Michael Satran: http://michaelsatran.wordpress.com/
Ed’s Pick: 3,000 Miles to Graceland
Rone’s Rant: “San Francisco Misadventures”
* * * * *
Feel free to ask questions, or leave a comment on the site. You can also share Atomic Array with a friend, or contact us directly. In fact, we’d love to hear what you think about the games you’re playing. Tell us what you like (or don’t), and what you’d like to see on the Array in the future.
Did you enjoy this episode? Please leave a comment, and share it with others. Consider subscribing so that you will get future episodes delivered to you - you won’t have to remember to download each one.
Welcome to RPG Countdown.
This episode counts down the 25 best-selling RPG products of Q1 2012.
Did you enjoy this episode? Please leave a comment and share it with others. Consider subscribing so that you will get future episodes delivered to you - you won’t have to remember to download each one.
A couple months ago, Patrick DeLise suggested we invite author Steven Brust on the show. So, being fans ourselves, we did!
Steven’s first work, Jhereg, was released in 1983. Since then, Steven has released a total of 13 stories that follow Jhereg’s protagonist, the smart-mouthed assassin Vlad Taltos. In addition, he has written The Khaavren Romances, which at set in the same world - though follow different characters.
Steven doesn’t just know his way around a good story, he also plays a number of instruments - and has been known to play them, and even sing, from time to time at the various fiction and fandom events he attends. He is a part of the band Cats Laughing, which even received a mention by Chris Claremont in Star Trek: Debt of Honor.
You can keep up to date on what Steven is up to by visiting The Dream Cafe.
* * * * *
Feel free to ask questions, or leave a comment on the site. You can also share Atomic Array with a friend, or contact us directly. In fact, we’d love to hear what you think about the games you’re playing. Tell us what you like (or don’t), and what you’d like to see on the Array in the future.

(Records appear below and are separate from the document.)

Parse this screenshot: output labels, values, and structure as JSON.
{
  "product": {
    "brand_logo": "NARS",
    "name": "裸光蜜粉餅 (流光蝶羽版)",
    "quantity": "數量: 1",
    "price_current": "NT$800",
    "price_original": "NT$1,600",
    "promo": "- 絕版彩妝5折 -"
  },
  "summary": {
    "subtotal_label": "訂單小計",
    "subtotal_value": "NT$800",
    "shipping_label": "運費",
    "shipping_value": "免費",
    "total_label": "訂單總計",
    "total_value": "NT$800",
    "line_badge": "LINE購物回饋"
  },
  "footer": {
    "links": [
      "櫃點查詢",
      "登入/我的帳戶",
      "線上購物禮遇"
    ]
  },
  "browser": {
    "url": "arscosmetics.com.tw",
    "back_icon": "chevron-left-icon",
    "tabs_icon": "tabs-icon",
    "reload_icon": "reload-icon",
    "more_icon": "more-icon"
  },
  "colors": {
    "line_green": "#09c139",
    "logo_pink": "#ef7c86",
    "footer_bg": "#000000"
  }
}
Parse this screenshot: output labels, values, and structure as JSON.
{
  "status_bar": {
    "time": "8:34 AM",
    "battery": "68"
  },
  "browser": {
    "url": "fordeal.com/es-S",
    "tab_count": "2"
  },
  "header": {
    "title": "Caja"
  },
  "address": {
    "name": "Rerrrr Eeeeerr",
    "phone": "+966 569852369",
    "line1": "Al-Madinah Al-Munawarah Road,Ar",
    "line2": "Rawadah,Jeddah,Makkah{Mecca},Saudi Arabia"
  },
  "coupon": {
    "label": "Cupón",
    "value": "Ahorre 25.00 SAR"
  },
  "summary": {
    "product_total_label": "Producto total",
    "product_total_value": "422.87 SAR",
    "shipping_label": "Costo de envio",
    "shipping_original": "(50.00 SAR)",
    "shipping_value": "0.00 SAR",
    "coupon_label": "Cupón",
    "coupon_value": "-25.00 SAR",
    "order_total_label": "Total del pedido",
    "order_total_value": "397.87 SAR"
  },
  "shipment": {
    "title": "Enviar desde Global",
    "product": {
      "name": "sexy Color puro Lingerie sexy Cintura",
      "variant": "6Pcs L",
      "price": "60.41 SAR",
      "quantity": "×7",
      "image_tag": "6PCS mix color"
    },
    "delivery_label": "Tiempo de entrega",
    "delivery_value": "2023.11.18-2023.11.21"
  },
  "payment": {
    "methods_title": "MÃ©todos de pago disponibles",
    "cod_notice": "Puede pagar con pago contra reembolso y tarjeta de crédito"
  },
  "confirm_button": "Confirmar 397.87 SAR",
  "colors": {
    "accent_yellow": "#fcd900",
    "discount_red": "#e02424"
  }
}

Did you enjoy this episode? Please leave a comment, and share it with others. Consider subscribing so that you will get future episodes delivered to you - you won’t have to remember to download each one.